(WHAT IS NEEDED)
Using only the records, tally the lines with "JSON" in them and state that total by itself.

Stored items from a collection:
+++

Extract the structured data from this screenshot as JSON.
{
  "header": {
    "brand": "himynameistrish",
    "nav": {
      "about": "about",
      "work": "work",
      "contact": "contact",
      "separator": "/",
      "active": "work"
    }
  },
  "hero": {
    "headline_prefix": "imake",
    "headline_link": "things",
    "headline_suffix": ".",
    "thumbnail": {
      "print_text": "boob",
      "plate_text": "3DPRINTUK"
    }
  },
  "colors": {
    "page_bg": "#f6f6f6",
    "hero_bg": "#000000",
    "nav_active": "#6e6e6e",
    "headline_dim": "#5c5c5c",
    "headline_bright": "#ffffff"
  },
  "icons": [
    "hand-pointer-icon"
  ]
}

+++

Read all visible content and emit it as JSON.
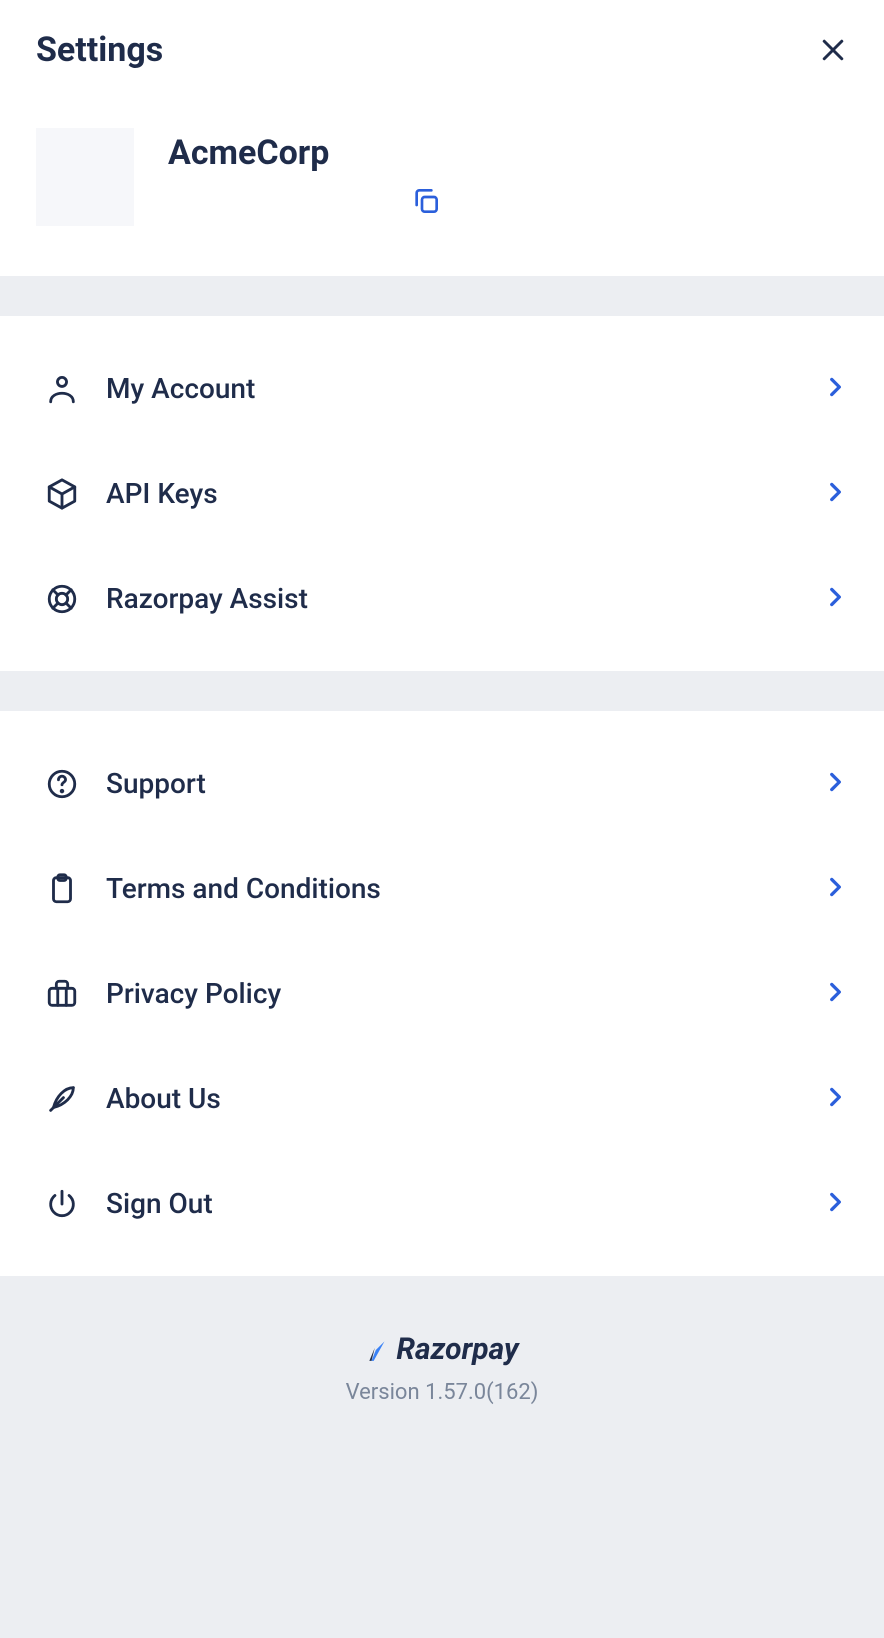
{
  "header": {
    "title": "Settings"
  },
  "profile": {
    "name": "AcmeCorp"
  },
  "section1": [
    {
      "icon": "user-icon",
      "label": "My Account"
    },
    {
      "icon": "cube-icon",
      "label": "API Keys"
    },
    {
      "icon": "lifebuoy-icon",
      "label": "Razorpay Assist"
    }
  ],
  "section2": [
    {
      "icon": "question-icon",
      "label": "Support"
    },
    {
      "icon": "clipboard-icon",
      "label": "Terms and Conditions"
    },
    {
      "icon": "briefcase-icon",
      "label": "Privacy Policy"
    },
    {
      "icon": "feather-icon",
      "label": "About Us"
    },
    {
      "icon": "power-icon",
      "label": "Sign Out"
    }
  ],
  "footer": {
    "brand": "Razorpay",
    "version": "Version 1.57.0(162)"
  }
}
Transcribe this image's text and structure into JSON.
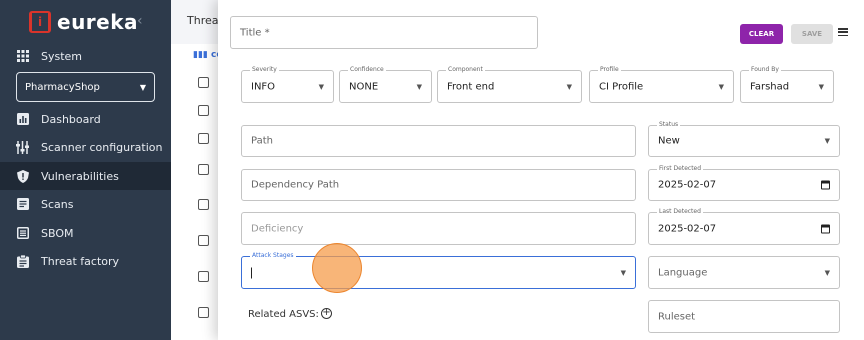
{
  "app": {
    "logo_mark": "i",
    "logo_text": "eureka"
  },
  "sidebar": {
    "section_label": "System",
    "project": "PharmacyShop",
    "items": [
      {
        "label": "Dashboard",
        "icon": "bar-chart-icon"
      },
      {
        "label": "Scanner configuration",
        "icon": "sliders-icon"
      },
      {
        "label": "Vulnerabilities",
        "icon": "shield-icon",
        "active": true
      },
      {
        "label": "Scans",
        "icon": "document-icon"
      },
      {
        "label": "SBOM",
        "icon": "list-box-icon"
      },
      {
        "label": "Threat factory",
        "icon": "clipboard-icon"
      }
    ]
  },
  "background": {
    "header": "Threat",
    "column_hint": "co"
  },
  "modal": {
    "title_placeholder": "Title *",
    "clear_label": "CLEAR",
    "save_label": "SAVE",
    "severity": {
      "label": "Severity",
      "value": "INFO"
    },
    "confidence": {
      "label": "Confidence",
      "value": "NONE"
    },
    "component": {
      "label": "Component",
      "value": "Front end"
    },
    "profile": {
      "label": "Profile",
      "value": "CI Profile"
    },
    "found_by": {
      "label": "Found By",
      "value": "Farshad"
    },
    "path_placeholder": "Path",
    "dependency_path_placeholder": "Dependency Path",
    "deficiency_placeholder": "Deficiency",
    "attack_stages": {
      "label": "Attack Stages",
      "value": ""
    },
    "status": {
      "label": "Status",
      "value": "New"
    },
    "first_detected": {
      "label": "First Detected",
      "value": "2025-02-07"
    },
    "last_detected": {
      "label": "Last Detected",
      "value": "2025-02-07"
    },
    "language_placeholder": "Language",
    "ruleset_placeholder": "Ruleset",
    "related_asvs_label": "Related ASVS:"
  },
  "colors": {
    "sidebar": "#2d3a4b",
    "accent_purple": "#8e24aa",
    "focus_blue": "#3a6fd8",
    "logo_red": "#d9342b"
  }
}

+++

(TASK RESPONSE)
3